When we are sick we go to the hospital to be treated by a doctor (corrective maintenance) which can be very expensive and time consuming. Others visit the doctor for periodic checkups (Preventive maintenance) which can be less expensive and generally demands less time. The difference between the one practicing corrective maintenance and the one practicing preventive is that the latter is well educated on the added value of preventing sickness, thereby lessening the risk of falling sick and buying time to run other important business.

S/he can’t afford to run to failure or a critical stage before rushing to see a doctor. Unfortunately the former has been the mind of the managers of our built environment for most of our national life post-colonial.

The doctor influences and manages the health of human beings through consultations, medical procedures/treatments and advice just as the auto mechanic influences and manages the health of our vehicles through various means because they are trained to do so.

The BIG question is; who is trained to manage and influence the wellbeing, health, safety and productivity of the built environment?

Generally, maintenance practices and level of consciousness is influenced by people’s level of education. If education influences culture, how much of it have we driven into the minds of the populace? Have we been educated as Ghanaians to appreciate maintenance and sustainability in the built environment?

Do we have formally trained professionals managing the built environment? The answer to this I believe with no atom of doubt is NO!!! We leave the management of the built environment (homes, offices, parks, hospitals, transportation stations) to untrained persons to handle.

The national dialogue has been on for a while, can we STOP talking about the lack of maintenance culture and start talking about the need to train in FACILITY MANAGEMENT.

In my research, I was amazed to find out that there is no single tertiary institution in Ghana that runs an under-graduate program in Facility Management.

How can we as a developing nation train engineers, surveyors, architects, and project managers to create and not train professionals to manage?

This is our greatest evil in the built environment not a lack of maintenance culture. The Independence Square, popularly known for the 6th march parade is deteriorating so wild. Broken seats, cracked walls, compromised structural integrity is what you will see at its view. Same can be said about the national sports stadia, the jubilee parks around the country, the recreational centers like the Efua Sutherland Children’s park, the motor way, etc.… These were built with so much money! Why leave them to deplete in this manner?

Who is designing its periodic maintenance plan and budget, who is supervising rehabilitation works to meet user standards, who is managing the broad asset base found in these facilities, do they understand details of building systems, do they have a written and designed Emergency Preparedness and Response Plan(EPRP), Do they have a capital replacement plan? Ofcourse the answers to these questions has been left unanswered for years.

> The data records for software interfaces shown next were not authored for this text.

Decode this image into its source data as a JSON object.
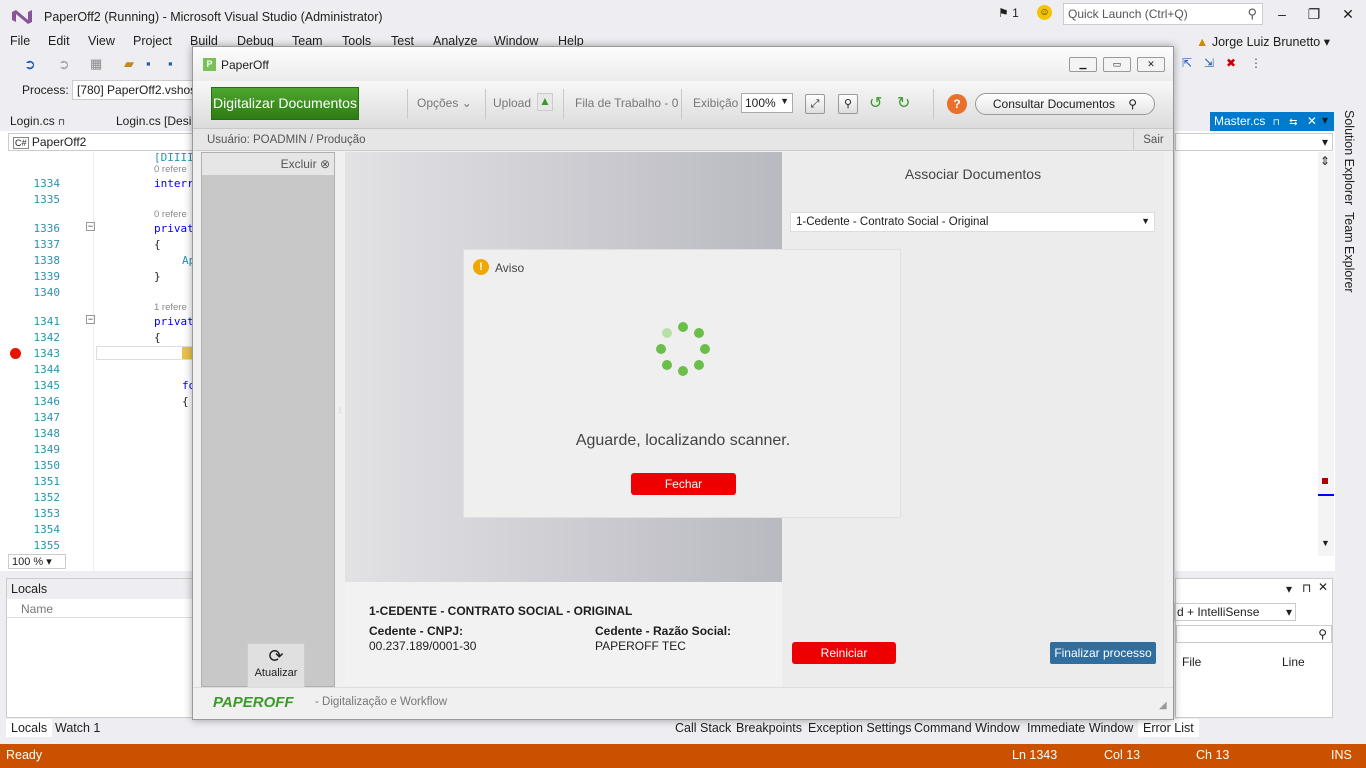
{
  "vs": {
    "title": "PaperOff2 (Running) - Microsoft Visual Studio (Administrator)",
    "notification_count": "1",
    "quick_launch_placeholder": "Quick Launch (Ctrl+Q)",
    "user": "Jorge Luiz Brunetto",
    "menu": [
      "File",
      "Edit",
      "View",
      "Project",
      "Build",
      "Debug",
      "Team",
      "Tools",
      "Test",
      "Analyze",
      "Window",
      "Help"
    ],
    "process_label": "Process:",
    "process_value": "[780] PaperOff2.vshos",
    "tabs": {
      "login_cs": "Login.cs",
      "login_designer": "Login.cs [Desi",
      "master_cs": "Master.cs"
    },
    "nav_class": "PaperOff2",
    "zoom": "100 %",
    "lines": [
      "1334",
      "1335",
      "1336",
      "1337",
      "1338",
      "1339",
      "1340",
      "1341",
      "1342",
      "1343",
      "1344",
      "1345",
      "1346",
      "1347",
      "1348",
      "1349",
      "1350",
      "1351",
      "1352",
      "1353",
      "1354",
      "1355"
    ],
    "code": {
      "l1333": "[DIIII",
      "l1334": "interr",
      "l1336": "privat",
      "l1337": "{",
      "l1338": "Ap",
      "l1339": "}",
      "l1341": "privat",
      "l1342": "{",
      "l1345": "fo",
      "l1346": "{"
    },
    "ref_labels": [
      "0 refere",
      "0 refere",
      "1 refere"
    ],
    "locals": {
      "title": "Locals",
      "column": "Name"
    },
    "bottom_left_tabs": [
      "Locals",
      "Watch 1"
    ],
    "bottom_right_tabs": [
      "Call Stack",
      "Breakpoints",
      "Exception Settings",
      "Command Window",
      "Immediate Window",
      "Error List"
    ],
    "error_list": {
      "filter": "d + IntelliSense",
      "col_file": "File",
      "col_line": "Line"
    },
    "side_tabs": [
      "Solution Explorer",
      "Team Explorer"
    ],
    "status": {
      "state": "Ready",
      "ln": "Ln 1343",
      "col": "Col 13",
      "ch": "Ch 13",
      "mode": "INS"
    }
  },
  "paperoff": {
    "title": "PaperOff",
    "toolbar": {
      "digitalizar": "Digitalizar Documentos",
      "opcoes": "Opções",
      "upload": "Upload",
      "fila": "Fila de Trabalho - 0",
      "exibicao": "Exibição",
      "zoom": "100%",
      "consultar": "Consultar Documentos"
    },
    "user_line": "Usuário: POADMIN / Produção",
    "sair": "Sair",
    "excluir": "Excluir",
    "atualizar": "Atualizar",
    "associar_title": "Associar Documentos",
    "doc_type": "1-Cedente - Contrato Social - Original",
    "doc_info": {
      "heading": "1-CEDENTE - CONTRATO SOCIAL - ORIGINAL",
      "cnpj_label": "Cedente - CNPJ:",
      "cnpj_value": "00.237.189/0001-30",
      "razao_label": "Cedente - Razão Social:",
      "razao_value": "PAPEROFF TEC"
    },
    "reiniciar": "Reiniciar",
    "finalizar": "Finalizar processo",
    "footer_brand": "PAPEROFF",
    "footer_tag": "- Digitalização e Workflow"
  },
  "aviso": {
    "title": "Aviso",
    "message": "Aguarde, localizando scanner.",
    "fechar": "Fechar"
  },
  "colors": {
    "accent": "#007acc",
    "status": "#ca5100",
    "green": "#2d7c15",
    "red": "#ee0000",
    "blue_btn": "#2f6e9e"
  }
}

I have seen magnificent developments in the built environment in the last decade of our national lives, it will interest you to know that most of these facilities are managed by foreigners who understand the added value of facility management for sustainability and profitability. Let us move on in designing the appropriate curriculum in our schools for a robust nation building.

The last time I checked with the International Facility Management Association (IFMA), there were only four known professionally trained and internationally certified facility managers in Ghana. That is an alarming situation for us as a country especially when we intend to industrialize this economy.

Policies like one district one factory(1D1F) will demand professionals to run its infrastructure after the engineers are long gone to ensure it remains in its operational best at all times because these are capital intensive projects. Let’s change our narrative to championing the course of professional facility management training in Ghana and I believe our “lack of maintenance culture” will be history.

Columnist: Nicholas Solomon